Monday, August 20Scripture Reading—Acts 6:1-7
Many of us long to be part of a vibrant, growing church where lives are transformed by grace. The depiction of the early church in Jerusalem in Acts 6 is of a growing movement that is drawing diverse people into a single community of faith. How exciting it must have been for these early Christians to realize that their message had power to attract people to their movement! Though church growth in and of itself does not verify either the truth of the message a church proclaims or serve as the only indicator of its effectiveness, it certainly does seem to indicate that people are responding to good news that can elevate, transform, and reorient lives. But growth usually brings problems of its own. Here in Acts 6, the problems the growing church in Jerusalem faced arose because there were two prominent, but distinct groups. The Hebrews were the Jewish Christians who had come to Jerusalem from the farthest reaches of the earth and whose native language was Aramaic. The Hellenists were Christians from among the Jews whose native language was Greek. You can begin to imagine the possibilities for misunderstanding, stress, and conflict that were present. The situation became very uncomfortable for everyone when the widows of the Hebrews appeared to be neglected in the daily distribution of bread. This painfully unfair treatment of a group truly in need of the church’s ministry (widows) could have threatened the unity of this fragile movement. Instead, people came together and found a solution—deacons were selected to handle the distribution of food. This allowed everyone’s needs to be met and allowed the apostles to focus their work on prayer and the proclamation of the word. The result was the continued spread of the gospel and growth of the church. All churches face challenges. We see here that the Holy Spirit can lead people to creative solutions that turn problems into possibilities, threats to harmony into opportunities for reconciliation, and competition for limited resources into opportunities for more people to be part of the mission—so that the good news spreads as far and as wide as possible. Perhaps there are lessons for us from the early church in Jerusalem as we try to accomplish more with less and find unity in the midst of our diversity.

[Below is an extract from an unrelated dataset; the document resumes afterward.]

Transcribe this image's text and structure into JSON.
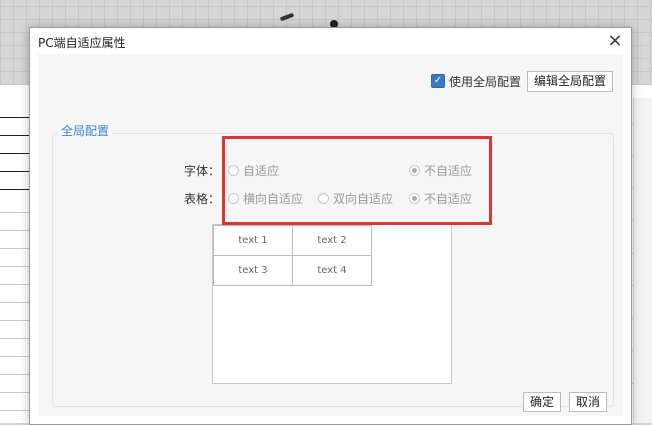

Thought for the day: Whenever we run into differences of culture, background, or perspective in the church, with God’s help these differences can be opportunities to allow God to bring healing and harmony as well as to discover new ways to be faithful so that the good news continues to spread.
Prayer: O God, forgive us when we, intentionally or unintentionally, fail to love and serve one another faithfully and fairly in the church. Enable us to learn the skill of coming together to find solutions that lead to harmony in our fellowship with one another so that others come to know your love and grace through our witness. Amen.